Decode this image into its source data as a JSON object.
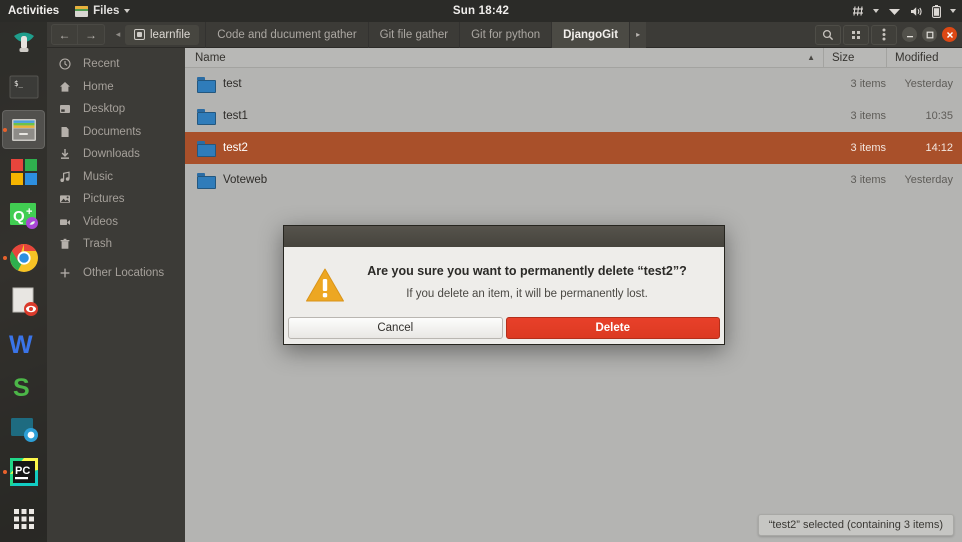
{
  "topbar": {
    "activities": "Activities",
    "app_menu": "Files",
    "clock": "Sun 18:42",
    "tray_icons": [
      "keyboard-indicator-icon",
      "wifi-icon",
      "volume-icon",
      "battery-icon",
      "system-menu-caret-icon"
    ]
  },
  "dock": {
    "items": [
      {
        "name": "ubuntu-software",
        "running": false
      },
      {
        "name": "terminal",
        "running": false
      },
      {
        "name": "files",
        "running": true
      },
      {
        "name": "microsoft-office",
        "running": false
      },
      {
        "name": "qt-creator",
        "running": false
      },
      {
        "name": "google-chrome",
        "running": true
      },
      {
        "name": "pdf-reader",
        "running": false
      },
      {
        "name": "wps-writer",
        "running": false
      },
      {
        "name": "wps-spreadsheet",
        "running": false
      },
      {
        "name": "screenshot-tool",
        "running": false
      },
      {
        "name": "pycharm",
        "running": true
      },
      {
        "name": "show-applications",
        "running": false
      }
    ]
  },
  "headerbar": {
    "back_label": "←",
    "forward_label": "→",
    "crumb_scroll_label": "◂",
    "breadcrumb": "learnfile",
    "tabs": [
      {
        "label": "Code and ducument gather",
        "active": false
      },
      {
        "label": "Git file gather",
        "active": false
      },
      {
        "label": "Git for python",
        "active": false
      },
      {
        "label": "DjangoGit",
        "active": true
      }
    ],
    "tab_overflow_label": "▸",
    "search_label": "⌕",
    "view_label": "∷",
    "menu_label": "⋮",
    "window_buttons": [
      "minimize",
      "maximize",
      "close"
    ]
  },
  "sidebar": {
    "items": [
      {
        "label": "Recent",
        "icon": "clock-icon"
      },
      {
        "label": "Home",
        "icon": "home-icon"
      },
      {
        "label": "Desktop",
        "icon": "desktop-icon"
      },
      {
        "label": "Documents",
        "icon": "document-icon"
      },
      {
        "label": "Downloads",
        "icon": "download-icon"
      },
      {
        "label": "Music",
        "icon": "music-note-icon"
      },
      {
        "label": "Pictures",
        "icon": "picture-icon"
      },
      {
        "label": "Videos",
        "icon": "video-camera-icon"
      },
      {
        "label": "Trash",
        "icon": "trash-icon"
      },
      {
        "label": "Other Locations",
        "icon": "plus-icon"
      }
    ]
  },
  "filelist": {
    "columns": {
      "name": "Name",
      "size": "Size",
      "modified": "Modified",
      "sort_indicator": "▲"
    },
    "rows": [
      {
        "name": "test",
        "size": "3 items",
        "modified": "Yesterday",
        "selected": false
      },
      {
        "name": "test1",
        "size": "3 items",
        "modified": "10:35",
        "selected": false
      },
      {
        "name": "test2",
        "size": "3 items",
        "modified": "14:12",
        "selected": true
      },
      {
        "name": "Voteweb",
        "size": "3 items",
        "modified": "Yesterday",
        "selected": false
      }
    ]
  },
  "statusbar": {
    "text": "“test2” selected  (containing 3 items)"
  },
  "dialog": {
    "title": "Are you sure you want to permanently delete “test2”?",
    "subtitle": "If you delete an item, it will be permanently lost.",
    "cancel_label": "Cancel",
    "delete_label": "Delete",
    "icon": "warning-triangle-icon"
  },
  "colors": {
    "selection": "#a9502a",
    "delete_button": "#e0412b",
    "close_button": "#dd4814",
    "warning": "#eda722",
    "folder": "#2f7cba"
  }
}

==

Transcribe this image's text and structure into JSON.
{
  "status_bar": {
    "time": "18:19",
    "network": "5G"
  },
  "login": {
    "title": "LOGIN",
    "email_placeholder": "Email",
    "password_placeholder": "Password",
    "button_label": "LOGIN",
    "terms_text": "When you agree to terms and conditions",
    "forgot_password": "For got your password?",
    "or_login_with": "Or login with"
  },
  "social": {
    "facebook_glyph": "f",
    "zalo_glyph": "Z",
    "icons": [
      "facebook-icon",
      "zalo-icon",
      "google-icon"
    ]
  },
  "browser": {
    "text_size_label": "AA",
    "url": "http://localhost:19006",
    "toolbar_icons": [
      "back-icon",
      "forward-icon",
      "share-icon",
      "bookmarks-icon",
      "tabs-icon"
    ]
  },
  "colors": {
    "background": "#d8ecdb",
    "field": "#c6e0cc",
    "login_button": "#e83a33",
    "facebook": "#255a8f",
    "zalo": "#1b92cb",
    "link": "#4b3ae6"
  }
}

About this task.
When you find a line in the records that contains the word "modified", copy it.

Result of this task.
      "modified": "Modified",
        "modified": "Yesterday",
        "modified": "10:35",
        "modified": "14:12",
        "modified": "Yesterday",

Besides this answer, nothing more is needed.